The first reading presents us with the story of Saul who seeks David to kill him because David’s fame has grown more than his. David’s popularity created so much anger, bitterness and jealousy inside Saul that he was after David’s life. Questions that may demand our individual responses are: Does the progress, achievement, or success of other people create bitterness and jealousy in me? What is my response to friends, relations and colleagues who have got more than I have? How do I handle jealousy when I see it making an entrance inside?
Saul and his men went to the camp to look for David, and as things turned out, David and his men found Saul sleeping and David’s men wanted to slay Saul since God had delivered him into their hands. David had every reason to slay Saul, after all Saul was in the camp to kill David, but instead restrained him because according to him, “for who can lay hands on the Lord’s anointed and remain unpunished.” The action of David calls us to reflect on our own attitude to people who are out to destroy us out of hatred or bitterness. David’s action teaches us to restrain from revenge of any hurt or injuries done to us. The example of David also brings to mind that God is always on the side of those who pay hatred with love. We equally learn from David’s action to leave judgment to God.READ MORE

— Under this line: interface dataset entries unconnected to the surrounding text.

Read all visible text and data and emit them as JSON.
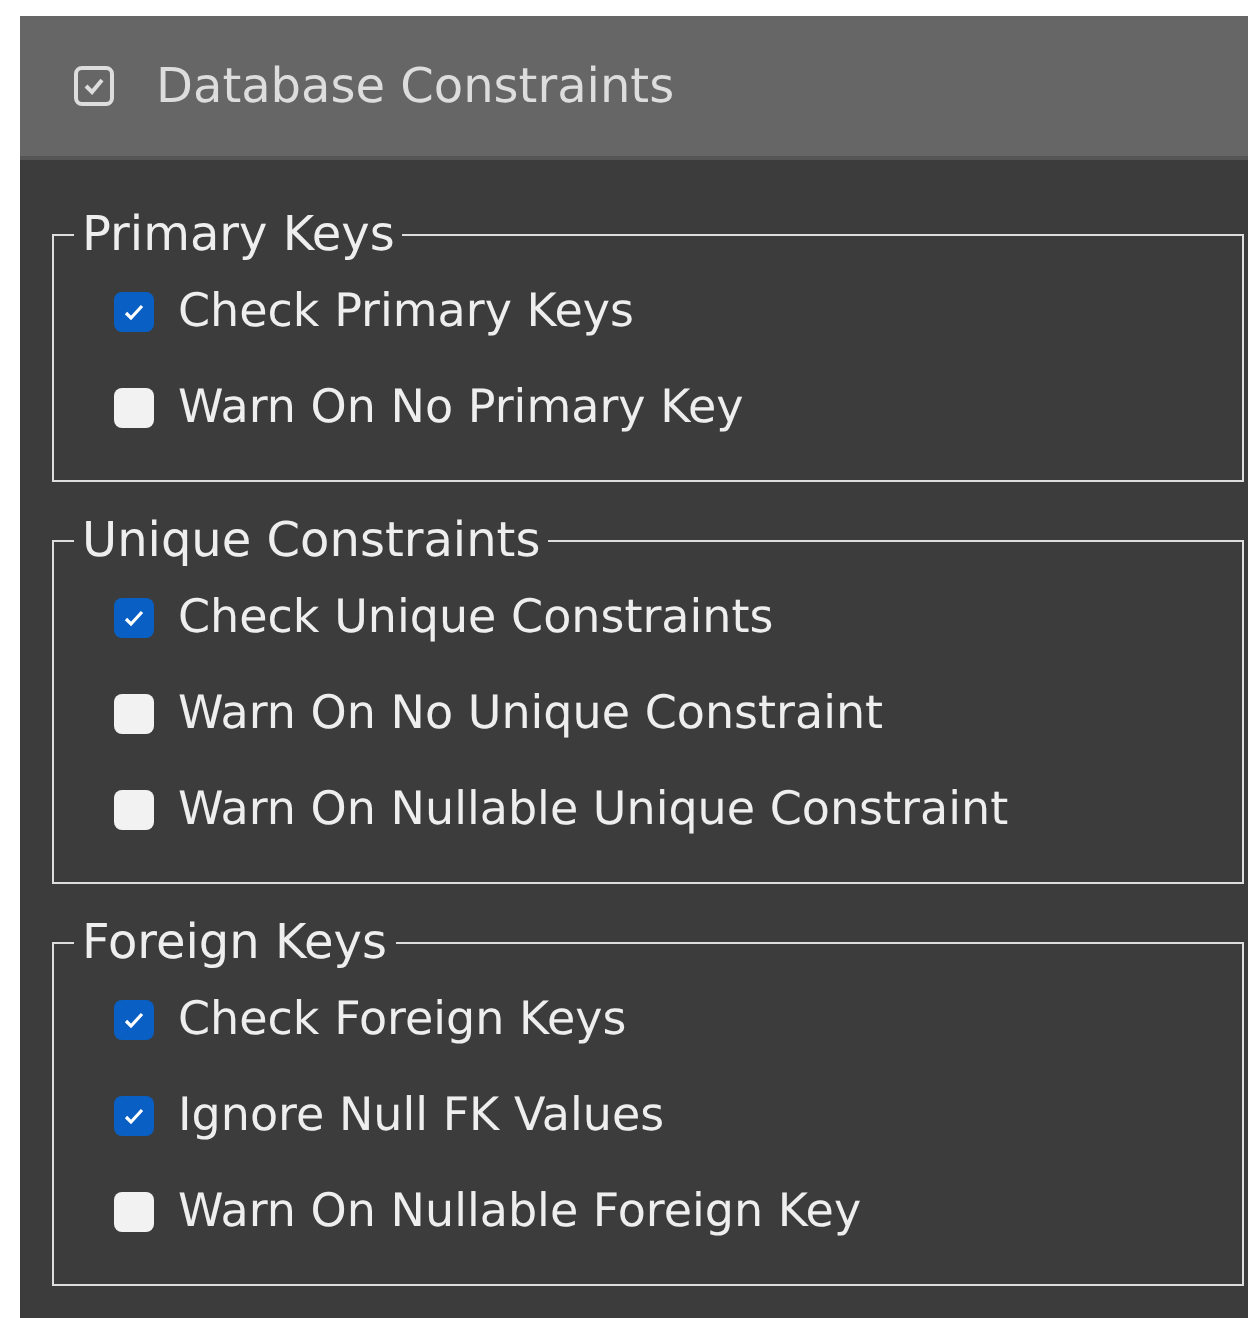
{
  "header": {
    "title": "Database Constraints"
  },
  "groups": [
    {
      "title": "Primary Keys",
      "options": [
        {
          "label": "Check Primary Keys",
          "checked": true
        },
        {
          "label": "Warn On No Primary Key",
          "checked": false
        }
      ]
    },
    {
      "title": "Unique Constraints",
      "options": [
        {
          "label": "Check Unique Constraints",
          "checked": true
        },
        {
          "label": "Warn On No Unique Constraint",
          "checked": false
        },
        {
          "label": "Warn On Nullable Unique Constraint",
          "checked": false
        }
      ]
    },
    {
      "title": "Foreign Keys",
      "options": [
        {
          "label": "Check Foreign Keys",
          "checked": true
        },
        {
          "label": "Ignore Null FK Values",
          "checked": true
        },
        {
          "label": "Warn On Nullable Foreign Key",
          "checked": false
        }
      ]
    }
  ]
}
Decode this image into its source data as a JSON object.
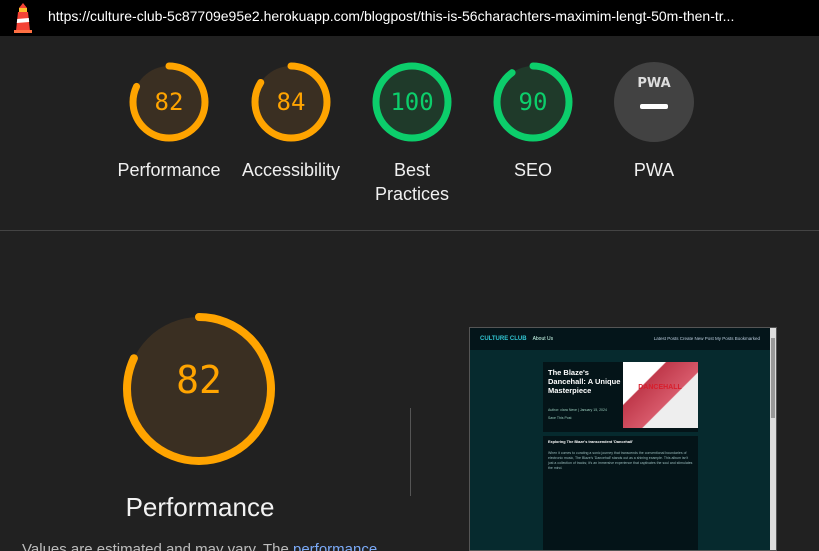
{
  "topbar": {
    "url": "https://culture-club-5c87709e95e2.herokuapp.com/blogpost/this-is-56charachters-maximim-lengt-50m-then-tr..."
  },
  "colors": {
    "average": "#ffa400",
    "pass": "#0cce6b",
    "na": "#424242"
  },
  "gauges": [
    {
      "label": "Performance",
      "score": "82",
      "value": 82,
      "status": "average"
    },
    {
      "label": "Accessibility",
      "score": "84",
      "value": 84,
      "status": "average"
    },
    {
      "label": "Best Practices",
      "score": "100",
      "value": 100,
      "status": "pass"
    },
    {
      "label": "SEO",
      "score": "90",
      "value": 90,
      "status": "pass"
    },
    {
      "label": "PWA",
      "score": "",
      "value": 0,
      "status": "na",
      "badge": "PWA"
    }
  ],
  "main": {
    "score": "82",
    "value": 82,
    "label": "Performance",
    "desc_prefix": "Values are estimated and may vary. The",
    "desc_link": "performance"
  },
  "screenshot": {
    "brand": "CULTURE CLUB",
    "about": "About Us",
    "links": "Latest Posts   Create New Post   My Posts   Bookmarked",
    "hero_title": "The Blaze's Dancehall: A Unique Masterpiece",
    "hero_meta": "Author: clara Neve | January 15, 2024",
    "hero_save": "Save This Post",
    "hero_img_text": "DANCEHALL",
    "body_head": "Exploring The Blaze's transcendent 'Dancehall'",
    "body_text": "When it comes to curating a sonic journey that transcends the conventional boundaries of electronic music, The Blaze's 'Dancehall' stands out as a shining example. This album isn't just a collection of tracks; it's an immersive experience that captivates the soul and stimulates the mind."
  }
}
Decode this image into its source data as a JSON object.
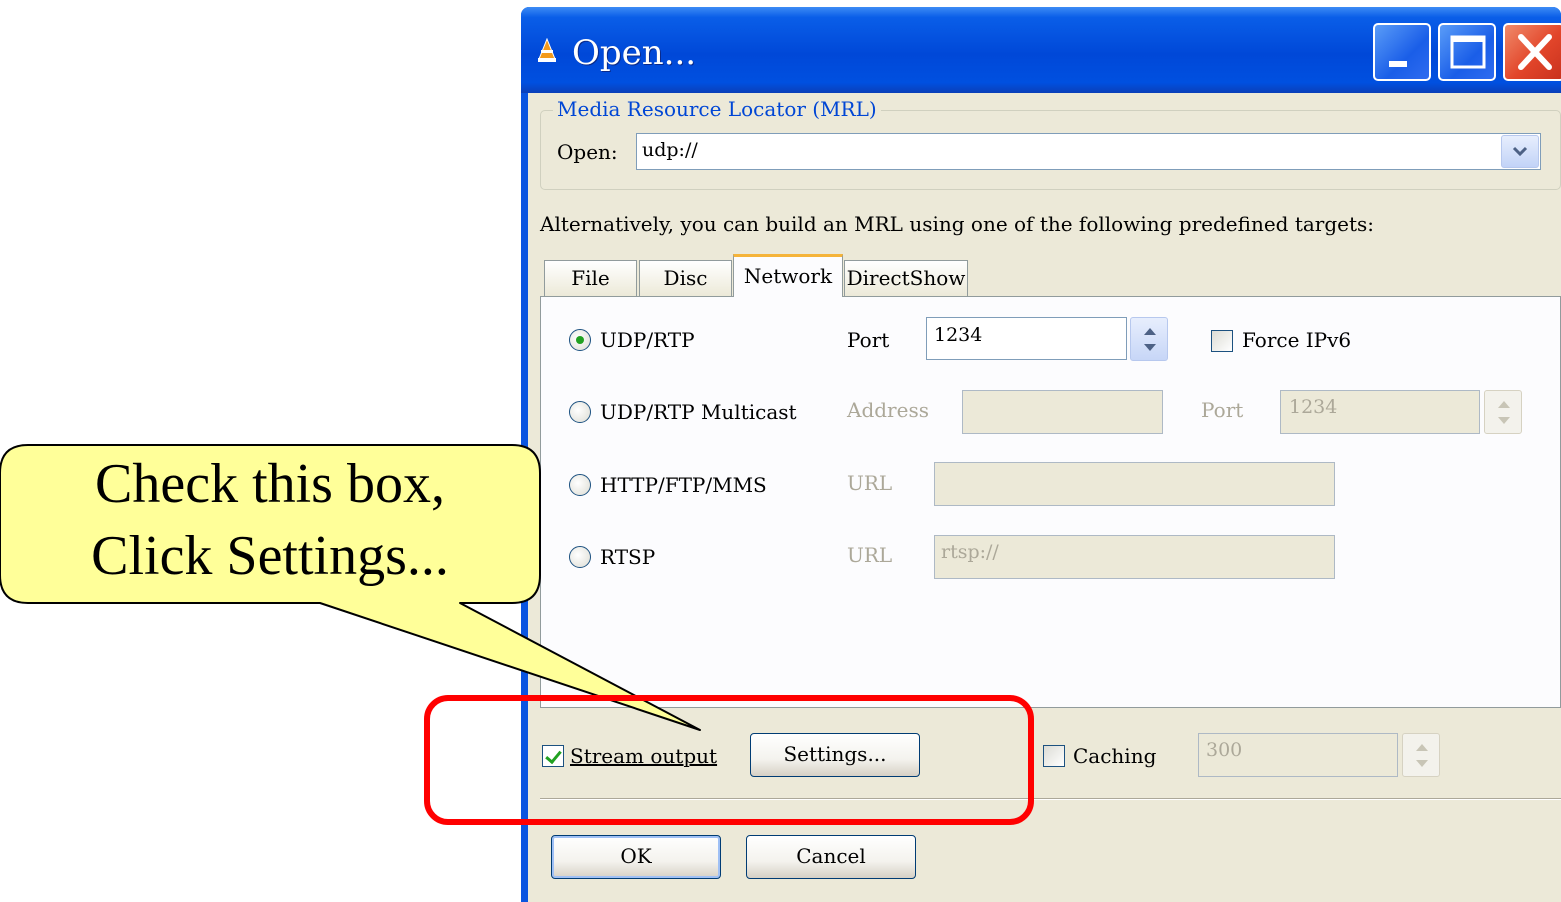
{
  "window": {
    "title": "Open...",
    "icon": "vlc-cone-icon",
    "buttons": [
      "minimize-icon",
      "maximize-icon",
      "close-icon"
    ]
  },
  "mrl": {
    "group_label": "Media Resource Locator (MRL)",
    "open_label": "Open:",
    "open_value": "udp://"
  },
  "alt_text": "Alternatively, you can build an MRL using one of the following predefined targets:",
  "tabs": [
    {
      "label": "File",
      "active": false
    },
    {
      "label": "Disc",
      "active": false
    },
    {
      "label": "Network",
      "active": true
    },
    {
      "label": "DirectShow",
      "active": false
    }
  ],
  "network": {
    "udp": {
      "label": "UDP/RTP",
      "selected": true,
      "port_label": "Port",
      "port_value": "1234",
      "force_ipv6_label": "Force IPv6",
      "force_ipv6_checked": false
    },
    "multicast": {
      "label": "UDP/RTP Multicast",
      "selected": false,
      "address_label": "Address",
      "address_value": "",
      "port_label": "Port",
      "port_value": "1234"
    },
    "http": {
      "label": "HTTP/FTP/MMS",
      "selected": false,
      "url_label": "URL",
      "url_value": ""
    },
    "rtsp": {
      "label": "RTSP",
      "selected": false,
      "url_label": "URL",
      "url_value": "rtsp://"
    }
  },
  "bottom": {
    "stream_output_label": "Stream output",
    "stream_output_checked": true,
    "settings_label": "Settings...",
    "caching_label": "Caching",
    "caching_checked": false,
    "caching_value": "300",
    "ok_label": "OK",
    "cancel_label": "Cancel"
  },
  "annotation": {
    "callout_line1": "Check this box,",
    "callout_line2": "Click Settings...",
    "callout_color": "#ffff99",
    "highlight_color": "#ff0000"
  }
}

Jeremiah in the first reading of today invites the people to trust in God for there is no other way ofsurvival except through God. He calls them to recognize there is strength in the power of God. In everysituation, God remains our strength and when we trust in Him, He gives us the grace to survive anysituation no matter how challenging that may be. The metaphor Jeremiah uses to describe a personwho trusts completely in God is that of a tree planted beside the water and stretches out its roots to thestream. Since the roots of the plant stretch deep into the stream it means that such a tree would alwayssurvive any drought because its roots are deeply inserted into the stream. In the same way, anyonewho trusts in God would survive any challenging times because God would cover the person with Hisgrace. The one who trusts in humans is described as a barren bush in the desert that enjoys nochanging season but stands in a lava waste of salt and empty earth. Paul in the second readingreminds the Church at Corinth that our faith as Christians is rooted in the fact that Jesus Christ rosefrom the dead. If Jesus had not risen from the dead our preaching would have been in vain and thatwould have made us the most unfortunate people but since Christ died and rose from the dead, ourfocus should be to live with Him in heaven.READ MORE
Today’s liturgy focuses on God’s call, which comes in different situations, circumstances and backgrounds. In each of the calls we heard today, there is the divine invitation to respond to God with openness the way we are and not as we think or as would want to be. Hence, the three readings and the three figures we encounter in today’s liturgy demonstrates that God does not consider our perceived unworthiness and sinfulness before He calls us. Our response should be to say “here I am and ready to do your will”. Our unworthiness does not constitute an obstacle to God as He does not look for our weakness, but rather to our desire to follow Him wherever He leads us.READ MORE